It seemed the most enviable of problems: how do you fit Robin van Persie and Wayne Rooney into the same side? By leaving the Englishman on the bench and then losing him to injury for a month, Sir Alex Ferguson need not provide an immediate answer. Yet the actual issue is more complicated: how do Van Persie, Rooney and Shinji Kagawa all slot in?
While Rooney's ill-fated cameo came as the spearhead, with Van Persie taking over from the substituted Kagawa in the deeper role, the first three quarters of the game highlighted the merits of the Japanese. Though up against defensive midfielders in both matches to date - first Phil Neville, then Mahamadou Diarra - he finds pockets of space, is always available for a pass and served as a conduit from left to right, or vice versa, as attacks changed direction.
Van Persie's goal provided a headline, but the Dutchman himself served as a decoy; directly up against the defence, he scored with his solitary shot and did not enjoy the room the three support acts enjoyed.
Because of the characteristics of the two wide men, United's attacking quartet was not a symmetrical diamond: Valencia holds his position and stays wide on the right, Young drifts in from the left. While it followed a corner, United's third goal actually involved both in positions they take up in open play, with the Ecuadorian near the corner flag, and the Englishman halfway between the touchline and the goal, before Rafael da Silva scored.
The statistics give an indication of their different positioning and preferences: Valencia delivered 14 crosses, by far the most in the match, while Young, like Kagawa, had four shots. They were in positions to go for goal, Valencia in areas to aim for team-mates.
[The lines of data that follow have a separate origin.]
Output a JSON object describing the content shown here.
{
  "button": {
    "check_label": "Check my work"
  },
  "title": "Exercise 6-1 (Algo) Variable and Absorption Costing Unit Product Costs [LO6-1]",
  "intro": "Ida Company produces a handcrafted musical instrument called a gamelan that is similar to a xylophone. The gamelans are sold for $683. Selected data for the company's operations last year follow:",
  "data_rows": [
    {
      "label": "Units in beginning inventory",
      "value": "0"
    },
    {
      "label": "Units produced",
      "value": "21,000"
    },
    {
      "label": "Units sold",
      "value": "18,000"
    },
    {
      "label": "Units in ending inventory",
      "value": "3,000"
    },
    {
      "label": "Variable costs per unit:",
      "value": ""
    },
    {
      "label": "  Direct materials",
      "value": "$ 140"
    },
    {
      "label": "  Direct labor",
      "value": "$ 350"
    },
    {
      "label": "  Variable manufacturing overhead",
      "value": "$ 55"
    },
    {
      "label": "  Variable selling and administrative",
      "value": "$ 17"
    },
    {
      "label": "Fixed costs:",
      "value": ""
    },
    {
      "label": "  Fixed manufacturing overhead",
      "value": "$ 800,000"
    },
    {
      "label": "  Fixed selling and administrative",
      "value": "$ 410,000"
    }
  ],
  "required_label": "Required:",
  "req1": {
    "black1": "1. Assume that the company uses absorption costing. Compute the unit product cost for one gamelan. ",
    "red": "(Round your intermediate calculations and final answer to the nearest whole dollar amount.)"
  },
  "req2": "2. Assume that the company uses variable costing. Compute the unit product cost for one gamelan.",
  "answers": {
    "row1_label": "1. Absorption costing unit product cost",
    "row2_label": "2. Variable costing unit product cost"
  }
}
The stations the wingers occupied also influenced the full-backs. Van Persie's goal was a case in point: the cross was delivered by Patrice Evra from the left wing, which Young had vacated. In contrast, right-back Rafael had a goal disallowed in open play, in addition to the one he scored from a corner, after making a diagonal run infield, with Valencia policing the flank.
It was a different diamond in the final quarter, with Rooney at the top and Danny Welbeck on the left, and it suggested that, slight as the distinction between attacking midfielder and deep-lying forward can be, Van Persie was less involved than Kagawa had been in the hole. The Japanese actually finished with the lowest pass completion rate of United's outfield starters, but as that was still 89%, it was a sign of how Fulham stood off United. Apart, of course, from when Hugo Rodallega accidentally stood on Rooney and delayed Ferguson's decision.